Portugal. The Man was here in Chicago over Lollapalooza weekend, but I didn’t get a chance to see them at Double Door (where their van and all their equipment was stolen-assholes) for their aftershow. At that point I had only skimmed over the record, knowing that it sounded good, but not going any further than that. Now, having listened to their record ten or eleven times this week, I can say that missing their show is one of the great disappointments of the year. Luckily they’ll be back in October at Metro, and I fully plan on being in attendance (I’ll be the guy in the yellow Wilco shirt-also known as “the shirt I end up wearing every time I go to Metro”).
My knowledge of Portugal. The Man is shoddy at best. I was recommended their last album by a friend whose musical taste I trust, but for whatever reason it fell from my mind. I’ve heard it in bits and pieces, but I still haven’t heard it in it’s entirety. After listening to this new album, I can’t wait to go back and listen to their catalog since 2006.
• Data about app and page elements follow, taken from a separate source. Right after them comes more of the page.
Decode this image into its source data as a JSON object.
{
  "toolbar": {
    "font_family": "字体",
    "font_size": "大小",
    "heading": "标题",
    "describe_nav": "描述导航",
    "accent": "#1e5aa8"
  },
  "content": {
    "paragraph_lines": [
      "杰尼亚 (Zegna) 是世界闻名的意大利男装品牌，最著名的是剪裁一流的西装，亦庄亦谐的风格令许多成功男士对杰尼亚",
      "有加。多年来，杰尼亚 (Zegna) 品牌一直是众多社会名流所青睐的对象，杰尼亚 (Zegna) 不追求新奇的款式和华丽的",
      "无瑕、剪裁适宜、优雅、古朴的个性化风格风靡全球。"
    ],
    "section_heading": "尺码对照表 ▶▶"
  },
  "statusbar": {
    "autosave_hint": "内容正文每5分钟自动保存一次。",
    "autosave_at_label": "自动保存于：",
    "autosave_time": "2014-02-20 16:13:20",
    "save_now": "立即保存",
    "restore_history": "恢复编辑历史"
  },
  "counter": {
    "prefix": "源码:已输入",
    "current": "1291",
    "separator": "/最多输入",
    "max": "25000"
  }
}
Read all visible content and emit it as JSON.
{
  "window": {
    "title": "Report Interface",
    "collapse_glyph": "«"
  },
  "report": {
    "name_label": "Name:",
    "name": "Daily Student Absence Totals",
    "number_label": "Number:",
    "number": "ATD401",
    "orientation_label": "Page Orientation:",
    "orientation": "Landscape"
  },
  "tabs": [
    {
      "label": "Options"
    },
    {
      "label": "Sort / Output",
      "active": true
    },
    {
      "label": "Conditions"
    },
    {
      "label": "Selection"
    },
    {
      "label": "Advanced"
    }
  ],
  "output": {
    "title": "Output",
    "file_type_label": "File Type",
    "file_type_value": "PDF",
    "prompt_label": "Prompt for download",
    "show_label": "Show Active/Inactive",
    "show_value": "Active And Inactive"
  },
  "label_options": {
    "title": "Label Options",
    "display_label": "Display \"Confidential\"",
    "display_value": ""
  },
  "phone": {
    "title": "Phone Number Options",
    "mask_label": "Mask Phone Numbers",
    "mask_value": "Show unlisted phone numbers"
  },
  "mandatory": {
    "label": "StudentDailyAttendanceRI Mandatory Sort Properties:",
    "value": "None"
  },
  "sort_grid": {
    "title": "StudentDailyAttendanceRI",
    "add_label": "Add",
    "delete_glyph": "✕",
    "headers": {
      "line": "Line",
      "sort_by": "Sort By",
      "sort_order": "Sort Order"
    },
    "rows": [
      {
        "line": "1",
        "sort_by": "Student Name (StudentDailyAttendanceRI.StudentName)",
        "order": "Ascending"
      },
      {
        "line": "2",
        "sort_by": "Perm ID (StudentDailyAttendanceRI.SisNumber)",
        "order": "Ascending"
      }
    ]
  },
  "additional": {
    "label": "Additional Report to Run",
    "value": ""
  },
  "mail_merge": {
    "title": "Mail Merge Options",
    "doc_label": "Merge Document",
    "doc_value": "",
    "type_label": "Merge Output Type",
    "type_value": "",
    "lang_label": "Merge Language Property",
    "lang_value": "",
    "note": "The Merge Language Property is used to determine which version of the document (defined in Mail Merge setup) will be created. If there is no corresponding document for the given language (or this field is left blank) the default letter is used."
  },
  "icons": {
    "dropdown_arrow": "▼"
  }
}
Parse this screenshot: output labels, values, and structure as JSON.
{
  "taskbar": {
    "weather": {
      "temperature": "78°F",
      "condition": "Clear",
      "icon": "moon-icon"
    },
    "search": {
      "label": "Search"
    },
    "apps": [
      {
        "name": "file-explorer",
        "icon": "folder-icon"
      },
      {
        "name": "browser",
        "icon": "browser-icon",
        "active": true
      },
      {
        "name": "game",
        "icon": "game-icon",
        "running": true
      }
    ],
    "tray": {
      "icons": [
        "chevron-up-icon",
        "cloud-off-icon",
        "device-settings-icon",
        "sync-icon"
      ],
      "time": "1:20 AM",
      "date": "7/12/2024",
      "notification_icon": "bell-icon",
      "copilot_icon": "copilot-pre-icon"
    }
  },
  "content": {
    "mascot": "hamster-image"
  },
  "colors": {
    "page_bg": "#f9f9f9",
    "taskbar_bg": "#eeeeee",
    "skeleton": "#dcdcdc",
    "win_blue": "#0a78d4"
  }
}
When the first song, “So American” came on, I was hit by a couple of thoughts immediately. One, this is exactly what an album of mid-70′s Bowie covers would sound like if Scissor Sisters put one out. Two, I never thought anything so beautiful could come out of Wasila, Alaska. That second thought does highlight the fact that I knew they were from Alaska, so I wasn’t completely in the dark. What I didn’t know was how good these guys are.
A more accurate comparison, if I may be so bold as to think that I’m right about this, would be to call the band a more straight-forward version of Islands. The eleven tracks here are a bit more tightly constructed than anything Islands has done, but I think the instrumentation is similar, and John Gourley’s soaring highs aren’t all that different from Nick Diamonds’. The guitar work by Gourley is also superb. He gets a couple really good solos in here, playing in a genre that sometimes shuns them.
It’s rare to find an album where every song is better than the one before it. Even on really good albums, there’s often one or two tracks that could be eliminated. On In The Mountain In The Cloud, there are no cutouts. Every song is absolutely essential. Forced to pick one that stands out above the rest, I would go with “Sleep Forever,” which may be the best six minutes eighteen seconds you spend all year. Seriously, it’s song of the year for me right now. It’s unbelievably simple, but deep and gorgeous and amazing. I guarantee when they play it live, someone cries. Not me, but someone in the crowd will be in tears. Here are some lyrics, the first part from the opening stanza, and the second from the final:
As I finally meet my end
I won’t be scared, I won’t defend
The things I’ve done
I don’t need him like you do
I don’t fear him like you do
‘Cause we are all children
Yeah, we are all man
It may not be much
But we do what we can
Don’t need no preacher
To make us believe
That everything’s perfectly
Fucked up like me
This record throws cynicism out the window and succeeds despite it’s optimism. There aren’t a lot of bands out there today that can sing about life and death and love with such gumption and sincerity. If you find yourself in need of a lush, lyrically compelling and all-around swell-sounding record, look no further than In The Mountain In The Cloud.
Here is a short list of bands that I think would be comparable to Portugal. The Man. If you like any of these bands, please check out In The Mountain In The Cloud: Arcade Fire, Fleet Foxes, Islands, David Bowie, Dr. Dog, Crosby Stills Nash & Young, and The Beach Boys.